Task instructions
Restate the records that follow. Every word must match.

[Page and application data records]
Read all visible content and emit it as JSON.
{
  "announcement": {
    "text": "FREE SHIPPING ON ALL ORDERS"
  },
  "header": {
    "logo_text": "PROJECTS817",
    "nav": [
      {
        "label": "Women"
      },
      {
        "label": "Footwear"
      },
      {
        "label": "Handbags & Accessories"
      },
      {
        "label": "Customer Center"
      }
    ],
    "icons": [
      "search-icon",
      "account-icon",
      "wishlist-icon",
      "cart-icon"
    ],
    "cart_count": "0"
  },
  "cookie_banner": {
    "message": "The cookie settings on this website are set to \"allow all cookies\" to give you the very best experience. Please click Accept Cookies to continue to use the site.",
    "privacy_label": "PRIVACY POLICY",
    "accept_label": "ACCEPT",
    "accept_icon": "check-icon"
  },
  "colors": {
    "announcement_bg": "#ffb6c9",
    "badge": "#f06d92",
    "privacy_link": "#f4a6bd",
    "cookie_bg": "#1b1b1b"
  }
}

Task output
Read all visible content and emit it as JSON.
{
  "announcement": {
    "text": "FREE SHIPPING ON ALL ORDERS"
  },
  "header": {
    "logo_text": "PROJECTS817",
    "nav": [
      {
        "label": "Women"
      },
      {
        "label": "Footwear"
      },
      {
        "label": "Handbags & Accessories"
      },
      {
        "label": "Customer Center"
      }
    ],
    "icons": [
      "search-icon",
      "account-icon",
      "wishlist-icon",
      "cart-icon"
    ],
    "cart_count": "0"
  },
  "cookie_banner": {
    "message": "The cookie settings on this website are set to \"allow all cookies\" to give you the very best experience. Please click Accept Cookies to continue to use the site.",
    "privacy_label": "PRIVACY POLICY",
    "accept_label": "ACCEPT",
    "accept_icon": "check-icon"
  },
  "colors": {
    "announcement_bg": "#ffb6c9",
    "badge": "#f06d92",
    "privacy_link": "#f4a6bd",
    "cookie_bg": "#1b1b1b"
  }
}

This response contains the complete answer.